When she returned to Maryland in July 1975, my wife was cool and distant. She acted as though the fall of Saigon and the end of her ideal life as Mrs. Chief (I had been head of the covert National Security Agency [NSA] operation in Vietnam) were my fault. She’d had an ideal existence filled with shopping and tennis and diplomatic teas and coffees. Now she would have to return to the life of a housewife and homemaker.
Her message to me was clear: my health and well-being and even my love for her were matters of no concern to her. At my time of greatest need, when my physical and spiritual illnesses were at their height, she turned her back on me. The marriage was over.

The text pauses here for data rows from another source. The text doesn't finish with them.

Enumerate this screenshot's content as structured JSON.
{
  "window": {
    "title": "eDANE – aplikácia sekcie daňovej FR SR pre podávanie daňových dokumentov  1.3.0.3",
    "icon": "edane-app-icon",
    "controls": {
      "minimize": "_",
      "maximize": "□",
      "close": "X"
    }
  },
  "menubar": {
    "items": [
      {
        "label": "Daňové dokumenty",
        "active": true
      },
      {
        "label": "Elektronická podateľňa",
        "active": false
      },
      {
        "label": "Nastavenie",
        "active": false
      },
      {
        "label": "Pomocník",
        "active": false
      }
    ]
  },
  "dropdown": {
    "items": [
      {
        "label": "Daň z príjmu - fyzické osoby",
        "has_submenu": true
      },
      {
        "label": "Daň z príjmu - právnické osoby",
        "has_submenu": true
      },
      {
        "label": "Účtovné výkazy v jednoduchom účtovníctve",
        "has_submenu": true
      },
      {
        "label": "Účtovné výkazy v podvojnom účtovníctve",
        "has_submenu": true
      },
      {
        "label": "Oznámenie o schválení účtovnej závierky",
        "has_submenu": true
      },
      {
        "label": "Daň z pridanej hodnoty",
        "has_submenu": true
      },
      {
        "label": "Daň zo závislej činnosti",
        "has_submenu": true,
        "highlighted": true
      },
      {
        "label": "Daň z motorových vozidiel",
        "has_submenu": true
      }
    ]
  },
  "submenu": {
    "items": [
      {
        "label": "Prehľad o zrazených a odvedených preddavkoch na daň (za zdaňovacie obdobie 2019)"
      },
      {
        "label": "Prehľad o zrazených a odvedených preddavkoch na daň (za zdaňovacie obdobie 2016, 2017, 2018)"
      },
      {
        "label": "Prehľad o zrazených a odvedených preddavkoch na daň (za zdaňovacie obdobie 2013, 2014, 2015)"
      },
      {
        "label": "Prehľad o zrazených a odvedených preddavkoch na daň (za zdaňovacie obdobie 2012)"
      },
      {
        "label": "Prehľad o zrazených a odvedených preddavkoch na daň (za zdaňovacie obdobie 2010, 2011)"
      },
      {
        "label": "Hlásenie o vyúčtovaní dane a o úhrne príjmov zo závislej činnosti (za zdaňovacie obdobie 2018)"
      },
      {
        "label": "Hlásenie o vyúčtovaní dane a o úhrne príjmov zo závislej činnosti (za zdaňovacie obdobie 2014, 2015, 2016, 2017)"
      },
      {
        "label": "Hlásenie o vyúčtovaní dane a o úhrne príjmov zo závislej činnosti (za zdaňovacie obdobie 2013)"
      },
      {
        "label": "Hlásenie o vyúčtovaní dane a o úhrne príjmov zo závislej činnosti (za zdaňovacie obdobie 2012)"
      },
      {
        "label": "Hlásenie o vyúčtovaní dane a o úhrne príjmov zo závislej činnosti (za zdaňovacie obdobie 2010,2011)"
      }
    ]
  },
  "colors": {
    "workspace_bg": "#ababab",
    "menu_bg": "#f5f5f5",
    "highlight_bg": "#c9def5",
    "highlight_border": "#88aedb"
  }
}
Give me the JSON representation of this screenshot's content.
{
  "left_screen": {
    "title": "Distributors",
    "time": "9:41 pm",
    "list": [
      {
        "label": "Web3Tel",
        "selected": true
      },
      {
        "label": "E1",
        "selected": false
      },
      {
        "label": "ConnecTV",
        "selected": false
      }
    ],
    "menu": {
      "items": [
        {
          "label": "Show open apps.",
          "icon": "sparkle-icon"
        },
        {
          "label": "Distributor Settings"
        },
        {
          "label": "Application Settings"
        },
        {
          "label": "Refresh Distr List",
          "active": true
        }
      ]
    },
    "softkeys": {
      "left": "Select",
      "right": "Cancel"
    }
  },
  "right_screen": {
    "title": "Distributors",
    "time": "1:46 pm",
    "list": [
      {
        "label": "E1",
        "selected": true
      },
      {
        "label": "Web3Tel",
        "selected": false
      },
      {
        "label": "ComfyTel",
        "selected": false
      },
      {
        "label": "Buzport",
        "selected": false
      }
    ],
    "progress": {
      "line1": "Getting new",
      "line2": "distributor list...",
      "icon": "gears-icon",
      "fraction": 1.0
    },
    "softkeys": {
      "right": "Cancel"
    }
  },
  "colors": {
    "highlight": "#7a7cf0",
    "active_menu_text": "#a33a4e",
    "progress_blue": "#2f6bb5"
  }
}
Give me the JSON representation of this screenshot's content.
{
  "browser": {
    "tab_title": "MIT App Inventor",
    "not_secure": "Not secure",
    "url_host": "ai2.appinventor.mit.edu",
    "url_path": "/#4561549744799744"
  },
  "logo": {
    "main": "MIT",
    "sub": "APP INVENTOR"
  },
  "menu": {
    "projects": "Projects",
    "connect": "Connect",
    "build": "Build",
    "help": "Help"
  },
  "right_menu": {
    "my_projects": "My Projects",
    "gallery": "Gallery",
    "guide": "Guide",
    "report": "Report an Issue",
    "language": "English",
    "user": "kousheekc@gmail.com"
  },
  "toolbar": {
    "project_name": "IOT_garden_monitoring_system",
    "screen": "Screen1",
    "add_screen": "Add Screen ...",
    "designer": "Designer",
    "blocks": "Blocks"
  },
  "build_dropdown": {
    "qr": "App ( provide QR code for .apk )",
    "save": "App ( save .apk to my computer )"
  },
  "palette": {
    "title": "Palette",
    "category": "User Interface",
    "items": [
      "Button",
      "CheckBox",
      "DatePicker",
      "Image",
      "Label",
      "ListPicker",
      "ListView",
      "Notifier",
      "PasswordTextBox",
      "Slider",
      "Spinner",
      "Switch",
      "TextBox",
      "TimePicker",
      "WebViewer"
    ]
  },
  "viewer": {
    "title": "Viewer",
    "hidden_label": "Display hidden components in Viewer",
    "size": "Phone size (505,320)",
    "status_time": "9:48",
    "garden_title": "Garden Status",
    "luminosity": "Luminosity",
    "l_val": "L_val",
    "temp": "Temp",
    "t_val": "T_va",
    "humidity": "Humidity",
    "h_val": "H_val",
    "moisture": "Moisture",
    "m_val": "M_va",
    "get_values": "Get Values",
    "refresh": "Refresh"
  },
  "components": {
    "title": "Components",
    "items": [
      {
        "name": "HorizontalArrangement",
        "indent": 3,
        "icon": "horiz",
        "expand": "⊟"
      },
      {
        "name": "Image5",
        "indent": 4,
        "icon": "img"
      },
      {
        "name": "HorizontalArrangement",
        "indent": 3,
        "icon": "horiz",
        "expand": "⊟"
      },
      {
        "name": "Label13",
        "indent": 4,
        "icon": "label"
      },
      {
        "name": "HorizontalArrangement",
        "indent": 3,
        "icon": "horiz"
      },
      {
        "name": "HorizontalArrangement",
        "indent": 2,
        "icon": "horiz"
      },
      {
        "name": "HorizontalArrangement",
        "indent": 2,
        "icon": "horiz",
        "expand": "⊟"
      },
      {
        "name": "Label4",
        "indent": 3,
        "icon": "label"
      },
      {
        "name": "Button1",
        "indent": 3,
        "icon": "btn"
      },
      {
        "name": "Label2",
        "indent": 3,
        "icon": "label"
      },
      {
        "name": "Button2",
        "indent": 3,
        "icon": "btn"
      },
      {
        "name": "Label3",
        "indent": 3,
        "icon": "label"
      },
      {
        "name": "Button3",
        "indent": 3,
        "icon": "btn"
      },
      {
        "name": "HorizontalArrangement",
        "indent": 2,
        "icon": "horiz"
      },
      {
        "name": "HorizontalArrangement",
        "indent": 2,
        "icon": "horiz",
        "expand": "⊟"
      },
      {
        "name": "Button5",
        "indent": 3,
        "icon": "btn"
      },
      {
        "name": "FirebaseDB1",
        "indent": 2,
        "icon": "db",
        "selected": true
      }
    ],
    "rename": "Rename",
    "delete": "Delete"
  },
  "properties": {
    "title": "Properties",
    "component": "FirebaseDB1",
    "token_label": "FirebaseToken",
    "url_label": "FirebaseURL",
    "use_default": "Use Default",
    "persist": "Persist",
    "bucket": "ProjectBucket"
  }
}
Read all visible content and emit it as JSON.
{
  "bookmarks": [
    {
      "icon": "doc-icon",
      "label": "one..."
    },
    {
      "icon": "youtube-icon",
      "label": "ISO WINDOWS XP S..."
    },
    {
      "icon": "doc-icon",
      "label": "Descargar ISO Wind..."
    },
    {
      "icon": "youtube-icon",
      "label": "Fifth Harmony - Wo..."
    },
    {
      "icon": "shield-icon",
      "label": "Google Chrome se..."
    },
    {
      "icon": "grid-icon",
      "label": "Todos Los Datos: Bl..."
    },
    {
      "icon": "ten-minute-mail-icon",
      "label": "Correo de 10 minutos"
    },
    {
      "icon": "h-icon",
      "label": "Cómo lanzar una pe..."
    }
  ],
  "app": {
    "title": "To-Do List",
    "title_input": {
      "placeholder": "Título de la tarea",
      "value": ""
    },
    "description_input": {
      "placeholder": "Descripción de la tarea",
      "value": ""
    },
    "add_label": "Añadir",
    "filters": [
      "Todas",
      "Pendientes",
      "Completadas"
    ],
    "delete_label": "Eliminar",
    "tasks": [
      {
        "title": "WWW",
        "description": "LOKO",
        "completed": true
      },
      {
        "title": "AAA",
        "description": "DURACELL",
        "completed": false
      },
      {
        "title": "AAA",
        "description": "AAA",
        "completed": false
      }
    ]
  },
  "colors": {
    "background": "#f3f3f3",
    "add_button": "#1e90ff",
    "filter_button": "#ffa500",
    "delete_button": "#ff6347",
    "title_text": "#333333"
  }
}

The divorce proceedings didn’t occur until several years later. Just as I took the witness stand to state my grievances against my wife, a neighbor of ours appeared in the courtroom with my daughter, Sarah. Their arrival was timed to coincide with my testimony. I clammed up. I wasn’t about to bear witness to my wife’s betrayals in front of one of her children. The end result was that I lost heavily. My wife was awarded sole ownership of the family house and a hefty monthly alimony.
The end of the marriage left me a poor man. I found a place to live in the attic of a mansion in northwest Washington, D.C. The house, which overlooked Rock Creek Park, was owned by a couple who rented out rooms to single men. I was one of six living there. At the time I was on assignment at the Intelligence Budget Staff located in the New Executive Office Building next to the White House, and I was able to get to work on the metro.
My time as an intelligence budgeteer and a tenant in a joint house form the basis for my latest novel, Secretocracy, but I set the story during the Trump administration because the fate of the protagonist—attacked by the president for refusing to fund an illegal operation—so closely matched what has actually happened since Trump became president. I’ll have more to say about that book and another one due to be published in July in future blog posts.